» **MATERIAL FOR THIS EXERCISE**
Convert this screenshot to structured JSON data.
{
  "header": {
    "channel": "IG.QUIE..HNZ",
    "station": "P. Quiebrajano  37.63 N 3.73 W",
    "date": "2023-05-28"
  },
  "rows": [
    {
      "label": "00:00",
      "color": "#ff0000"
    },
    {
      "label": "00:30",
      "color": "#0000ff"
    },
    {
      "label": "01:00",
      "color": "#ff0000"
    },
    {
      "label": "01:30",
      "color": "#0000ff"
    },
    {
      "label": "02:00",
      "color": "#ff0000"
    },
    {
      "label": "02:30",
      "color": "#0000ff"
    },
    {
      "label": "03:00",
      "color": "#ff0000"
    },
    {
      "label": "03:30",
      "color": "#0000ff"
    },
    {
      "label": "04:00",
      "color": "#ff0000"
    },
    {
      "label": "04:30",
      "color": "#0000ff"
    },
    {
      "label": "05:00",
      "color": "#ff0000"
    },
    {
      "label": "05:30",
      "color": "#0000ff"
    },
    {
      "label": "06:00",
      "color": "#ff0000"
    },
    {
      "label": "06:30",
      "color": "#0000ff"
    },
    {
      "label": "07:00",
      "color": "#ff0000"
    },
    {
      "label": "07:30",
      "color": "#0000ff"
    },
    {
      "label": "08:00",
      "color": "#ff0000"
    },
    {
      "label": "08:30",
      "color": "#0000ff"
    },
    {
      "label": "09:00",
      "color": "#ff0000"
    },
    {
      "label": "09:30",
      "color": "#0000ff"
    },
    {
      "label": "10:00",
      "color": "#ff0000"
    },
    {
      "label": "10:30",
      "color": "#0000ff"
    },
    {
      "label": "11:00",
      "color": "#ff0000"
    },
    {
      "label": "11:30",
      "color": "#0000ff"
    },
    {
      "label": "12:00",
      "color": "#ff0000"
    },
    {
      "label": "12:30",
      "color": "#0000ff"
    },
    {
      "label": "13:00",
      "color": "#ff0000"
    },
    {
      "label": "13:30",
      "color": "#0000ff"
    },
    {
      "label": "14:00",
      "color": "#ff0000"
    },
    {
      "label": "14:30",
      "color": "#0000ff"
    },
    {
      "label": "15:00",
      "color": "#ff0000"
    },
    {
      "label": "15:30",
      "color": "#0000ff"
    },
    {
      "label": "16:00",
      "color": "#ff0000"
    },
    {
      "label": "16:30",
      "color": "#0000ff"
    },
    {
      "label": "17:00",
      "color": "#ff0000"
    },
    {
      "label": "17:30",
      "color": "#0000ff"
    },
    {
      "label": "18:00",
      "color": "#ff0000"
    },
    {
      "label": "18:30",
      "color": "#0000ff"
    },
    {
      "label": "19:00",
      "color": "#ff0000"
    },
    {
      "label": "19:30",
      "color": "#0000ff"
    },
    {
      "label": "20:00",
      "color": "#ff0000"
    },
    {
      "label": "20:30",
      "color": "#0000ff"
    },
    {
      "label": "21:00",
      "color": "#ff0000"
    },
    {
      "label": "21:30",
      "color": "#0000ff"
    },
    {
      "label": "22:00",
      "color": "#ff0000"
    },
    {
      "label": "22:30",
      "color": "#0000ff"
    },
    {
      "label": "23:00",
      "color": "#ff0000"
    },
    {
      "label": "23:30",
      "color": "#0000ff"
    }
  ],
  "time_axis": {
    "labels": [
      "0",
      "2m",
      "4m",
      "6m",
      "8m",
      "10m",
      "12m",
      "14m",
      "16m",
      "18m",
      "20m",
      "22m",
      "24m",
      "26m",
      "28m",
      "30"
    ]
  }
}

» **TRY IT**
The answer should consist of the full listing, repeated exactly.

» **SOLUTION TO THE EXERCISE**
Convert this screenshot to structured JSON data.
{
  "header": {
    "channel": "IG.QUIE..HNZ",
    "station": "P. Quiebrajano  37.63 N 3.73 W",
    "date": "2023-05-28"
  },
  "rows": [
    {
      "label": "00:00",
      "color": "#ff0000"
    },
    {
      "label": "00:30",
      "color": "#0000ff"
    },
    {
      "label": "01:00",
      "color": "#ff0000"
    },
    {
      "label": "01:30",
      "color": "#0000ff"
    },
    {
      "label": "02:00",
      "color": "#ff0000"
    },
    {
      "label": "02:30",
      "color": "#0000ff"
    },
    {
      "label": "03:00",
      "color": "#ff0000"
    },
    {
      "label": "03:30",
      "color": "#0000ff"
    },
    {
      "label": "04:00",
      "color": "#ff0000"
    },
    {
      "label": "04:30",
      "color": "#0000ff"
    },
    {
      "label": "05:00",
      "color": "#ff0000"
    },
    {
      "label": "05:30",
      "color": "#0000ff"
    },
    {
      "label": "06:00",
      "color": "#ff0000"
    },
    {
      "label": "06:30",
      "color": "#0000ff"
    },
    {
      "label": "07:00",
      "color": "#ff0000"
    },
    {
      "label": "07:30",
      "color": "#0000ff"
    },
    {
      "label": "08:00",
      "color": "#ff0000"
    },
    {
      "label": "08:30",
      "color": "#0000ff"
    },
    {
      "label": "09:00",
      "color": "#ff0000"
    },
    {
      "label": "09:30",
      "color": "#0000ff"
    },
    {
      "label": "10:00",
      "color": "#ff0000"
    },
    {
      "label": "10:30",
      "color": "#0000ff"
    },
    {
      "label": "11:00",
      "color": "#ff0000"
    },
    {
      "label": "11:30",
      "color": "#0000ff"
    },
    {
      "label": "12:00",
      "color": "#ff0000"
    },
    {
      "label": "12:30",
      "color": "#0000ff"
    },
    {
      "label": "13:00",
      "color": "#ff0000"
    },
    {
      "label": "13:30",
      "color": "#0000ff"
    },
    {
      "label": "14:00",
      "color": "#ff0000"
    },
    {
      "label": "14:30",
      "color": "#0000ff"
    },
    {
      "label": "15:00",
      "color": "#ff0000"
    },
    {
      "label": "15:30",
      "color": "#0000ff"
    },
    {
      "label": "16:00",
      "color": "#ff0000"
    },
    {
      "label": "16:30",
      "color": "#0000ff"
    },
    {
      "label": "17:00",
      "color": "#ff0000"
    },
    {
      "label": "17:30",
      "color": "#0000ff"
    },
    {
      "label": "18:00",
      "color": "#ff0000"
    },
    {
      "label": "18:30",
      "color": "#0000ff"
    },
    {
      "label": "19:00",
      "color": "#ff0000"
    },
    {
      "label": "19:30",
      "color": "#0000ff"
    },
    {
      "label": "20:00",
      "color": "#ff0000"
    },
    {
      "label": "20:30",
      "color": "#0000ff"
    },
    {
      "label": "21:00",
      "color": "#ff0000"
    },
    {
      "label": "21:30",
      "color": "#0000ff"
    },
    {
      "label": "22:00",
      "color": "#ff0000"
    },
    {
      "label": "22:30",
      "color": "#0000ff"
    },
    {
      "label": "23:00",
      "color": "#ff0000"
    },
    {
      "label": "23:30",
      "color": "#0000ff"
    }
  ],
  "time_axis": {
    "labels": [
      "0",
      "2m",
      "4m",
      "6m",
      "8m",
      "10m",
      "12m",
      "14m",
      "16m",
      "18m",
      "20m",
      "22m",
      "24m",
      "26m",
      "28m",
      "30"
    ]
  }
}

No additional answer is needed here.